How many lines of these entries include the string "step"? State the number alone.
Top of DATASET CONTENT
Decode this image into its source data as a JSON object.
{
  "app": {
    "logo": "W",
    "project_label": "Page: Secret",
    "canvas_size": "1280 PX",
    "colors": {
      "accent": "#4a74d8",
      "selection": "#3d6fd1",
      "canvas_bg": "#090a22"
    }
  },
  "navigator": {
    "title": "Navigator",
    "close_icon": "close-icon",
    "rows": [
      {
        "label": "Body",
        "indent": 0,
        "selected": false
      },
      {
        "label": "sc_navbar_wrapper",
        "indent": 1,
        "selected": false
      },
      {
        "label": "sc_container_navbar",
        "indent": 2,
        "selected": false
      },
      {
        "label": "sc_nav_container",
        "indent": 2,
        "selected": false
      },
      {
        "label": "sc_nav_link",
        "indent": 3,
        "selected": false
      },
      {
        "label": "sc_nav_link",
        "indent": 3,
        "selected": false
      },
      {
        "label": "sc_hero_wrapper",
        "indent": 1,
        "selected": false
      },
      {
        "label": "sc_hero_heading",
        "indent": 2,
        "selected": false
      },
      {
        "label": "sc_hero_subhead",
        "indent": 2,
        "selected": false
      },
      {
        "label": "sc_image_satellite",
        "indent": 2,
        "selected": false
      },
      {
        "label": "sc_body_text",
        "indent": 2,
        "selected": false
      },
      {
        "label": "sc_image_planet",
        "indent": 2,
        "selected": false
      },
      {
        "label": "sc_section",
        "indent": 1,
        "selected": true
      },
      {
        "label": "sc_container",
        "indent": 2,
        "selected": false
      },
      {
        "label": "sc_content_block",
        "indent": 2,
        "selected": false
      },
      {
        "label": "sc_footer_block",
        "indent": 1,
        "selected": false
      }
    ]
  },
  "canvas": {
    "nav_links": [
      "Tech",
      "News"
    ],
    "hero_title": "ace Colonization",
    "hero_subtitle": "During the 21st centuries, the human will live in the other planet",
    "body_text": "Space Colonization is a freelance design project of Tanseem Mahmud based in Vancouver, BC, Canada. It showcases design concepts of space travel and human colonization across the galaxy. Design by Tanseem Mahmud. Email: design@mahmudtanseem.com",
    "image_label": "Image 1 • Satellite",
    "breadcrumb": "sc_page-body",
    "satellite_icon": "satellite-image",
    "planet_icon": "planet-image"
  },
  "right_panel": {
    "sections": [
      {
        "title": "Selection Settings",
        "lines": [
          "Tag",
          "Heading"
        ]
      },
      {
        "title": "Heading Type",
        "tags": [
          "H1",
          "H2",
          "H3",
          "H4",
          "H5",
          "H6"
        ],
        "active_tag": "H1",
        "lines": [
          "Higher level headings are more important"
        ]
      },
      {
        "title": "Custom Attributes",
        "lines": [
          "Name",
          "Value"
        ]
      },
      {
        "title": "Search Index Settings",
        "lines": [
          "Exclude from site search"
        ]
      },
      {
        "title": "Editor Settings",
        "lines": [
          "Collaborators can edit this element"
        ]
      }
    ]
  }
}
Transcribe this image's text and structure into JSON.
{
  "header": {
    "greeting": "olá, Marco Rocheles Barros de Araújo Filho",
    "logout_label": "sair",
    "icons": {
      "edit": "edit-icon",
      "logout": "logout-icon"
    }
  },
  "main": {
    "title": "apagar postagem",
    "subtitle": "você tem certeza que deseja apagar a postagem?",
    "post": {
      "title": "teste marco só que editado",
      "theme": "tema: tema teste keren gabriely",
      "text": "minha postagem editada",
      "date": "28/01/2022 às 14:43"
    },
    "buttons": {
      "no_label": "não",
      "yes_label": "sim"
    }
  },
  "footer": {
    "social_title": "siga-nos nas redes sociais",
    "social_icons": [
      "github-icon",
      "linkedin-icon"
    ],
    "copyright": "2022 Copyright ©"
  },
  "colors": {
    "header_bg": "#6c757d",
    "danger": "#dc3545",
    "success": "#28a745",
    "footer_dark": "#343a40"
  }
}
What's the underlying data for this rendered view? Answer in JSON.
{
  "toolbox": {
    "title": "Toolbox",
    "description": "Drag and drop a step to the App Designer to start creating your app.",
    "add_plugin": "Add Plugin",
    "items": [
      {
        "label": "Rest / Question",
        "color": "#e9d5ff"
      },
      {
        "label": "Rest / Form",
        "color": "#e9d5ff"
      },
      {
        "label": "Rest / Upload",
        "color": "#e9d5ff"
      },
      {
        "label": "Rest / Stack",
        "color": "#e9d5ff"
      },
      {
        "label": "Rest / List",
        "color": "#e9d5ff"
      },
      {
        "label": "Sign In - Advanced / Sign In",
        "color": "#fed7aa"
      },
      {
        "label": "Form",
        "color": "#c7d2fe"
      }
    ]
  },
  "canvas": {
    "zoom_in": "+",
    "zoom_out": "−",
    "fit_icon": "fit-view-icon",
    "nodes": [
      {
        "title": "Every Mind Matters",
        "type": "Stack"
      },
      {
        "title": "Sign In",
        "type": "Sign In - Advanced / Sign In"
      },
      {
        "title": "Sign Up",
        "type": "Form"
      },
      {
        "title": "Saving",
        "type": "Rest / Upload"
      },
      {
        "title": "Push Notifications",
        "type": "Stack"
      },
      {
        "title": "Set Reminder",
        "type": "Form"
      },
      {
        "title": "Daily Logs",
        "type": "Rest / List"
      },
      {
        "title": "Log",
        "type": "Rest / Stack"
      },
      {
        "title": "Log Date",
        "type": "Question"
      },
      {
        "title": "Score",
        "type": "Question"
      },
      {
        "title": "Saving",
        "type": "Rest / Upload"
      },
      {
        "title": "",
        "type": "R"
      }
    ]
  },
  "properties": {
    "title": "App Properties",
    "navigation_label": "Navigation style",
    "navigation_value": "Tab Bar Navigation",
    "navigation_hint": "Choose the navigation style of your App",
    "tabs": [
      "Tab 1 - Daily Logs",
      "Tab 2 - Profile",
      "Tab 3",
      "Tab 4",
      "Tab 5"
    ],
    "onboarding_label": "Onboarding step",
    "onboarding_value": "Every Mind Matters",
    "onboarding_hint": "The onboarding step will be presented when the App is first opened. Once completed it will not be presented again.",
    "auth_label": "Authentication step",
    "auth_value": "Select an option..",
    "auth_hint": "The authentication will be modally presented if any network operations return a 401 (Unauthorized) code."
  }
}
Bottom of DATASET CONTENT
== RESPONSE BOX ==
4